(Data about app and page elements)
•••
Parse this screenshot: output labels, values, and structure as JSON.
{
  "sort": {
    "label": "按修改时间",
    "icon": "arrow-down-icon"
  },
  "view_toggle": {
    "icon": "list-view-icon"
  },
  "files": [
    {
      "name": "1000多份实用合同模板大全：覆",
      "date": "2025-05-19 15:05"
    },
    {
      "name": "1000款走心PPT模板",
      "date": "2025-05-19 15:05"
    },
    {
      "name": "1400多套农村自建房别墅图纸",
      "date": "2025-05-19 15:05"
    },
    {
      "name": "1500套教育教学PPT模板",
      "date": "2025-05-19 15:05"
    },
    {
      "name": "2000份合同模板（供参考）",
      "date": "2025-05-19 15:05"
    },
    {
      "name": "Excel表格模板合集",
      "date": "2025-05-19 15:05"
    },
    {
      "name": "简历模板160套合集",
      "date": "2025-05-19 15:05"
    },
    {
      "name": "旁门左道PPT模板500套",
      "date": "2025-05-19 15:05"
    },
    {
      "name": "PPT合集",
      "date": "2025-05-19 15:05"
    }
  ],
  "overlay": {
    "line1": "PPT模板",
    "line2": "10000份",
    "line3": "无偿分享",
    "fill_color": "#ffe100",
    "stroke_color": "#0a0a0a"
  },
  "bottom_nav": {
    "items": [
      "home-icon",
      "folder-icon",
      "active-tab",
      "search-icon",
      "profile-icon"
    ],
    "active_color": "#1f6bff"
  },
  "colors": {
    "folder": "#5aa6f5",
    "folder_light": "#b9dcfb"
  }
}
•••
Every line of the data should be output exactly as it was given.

Response below ->
Parse this screenshot: output labels, values, and structure as JSON.
{
  "sort": {
    "label": "按修改时间",
    "icon": "arrow-down-icon"
  },
  "view_toggle": {
    "icon": "list-view-icon"
  },
  "files": [
    {
      "name": "1000多份实用合同模板大全：覆",
      "date": "2025-05-19 15:05"
    },
    {
      "name": "1000款走心PPT模板",
      "date": "2025-05-19 15:05"
    },
    {
      "name": "1400多套农村自建房别墅图纸",
      "date": "2025-05-19 15:05"
    },
    {
      "name": "1500套教育教学PPT模板",
      "date": "2025-05-19 15:05"
    },
    {
      "name": "2000份合同模板（供参考）",
      "date": "2025-05-19 15:05"
    },
    {
      "name": "Excel表格模板合集",
      "date": "2025-05-19 15:05"
    },
    {
      "name": "简历模板160套合集",
      "date": "2025-05-19 15:05"
    },
    {
      "name": "旁门左道PPT模板500套",
      "date": "2025-05-19 15:05"
    },
    {
      "name": "PPT合集",
      "date": "2025-05-19 15:05"
    }
  ],
  "overlay": {
    "line1": "PPT模板",
    "line2": "10000份",
    "line3": "无偿分享",
    "fill_color": "#ffe100",
    "stroke_color": "#0a0a0a"
  },
  "bottom_nav": {
    "items": [
      "home-icon",
      "folder-icon",
      "active-tab",
      "search-icon",
      "profile-icon"
    ],
    "active_color": "#1f6bff"
  },
  "colors": {
    "folder": "#5aa6f5",
    "folder_light": "#b9dcfb"
  }
}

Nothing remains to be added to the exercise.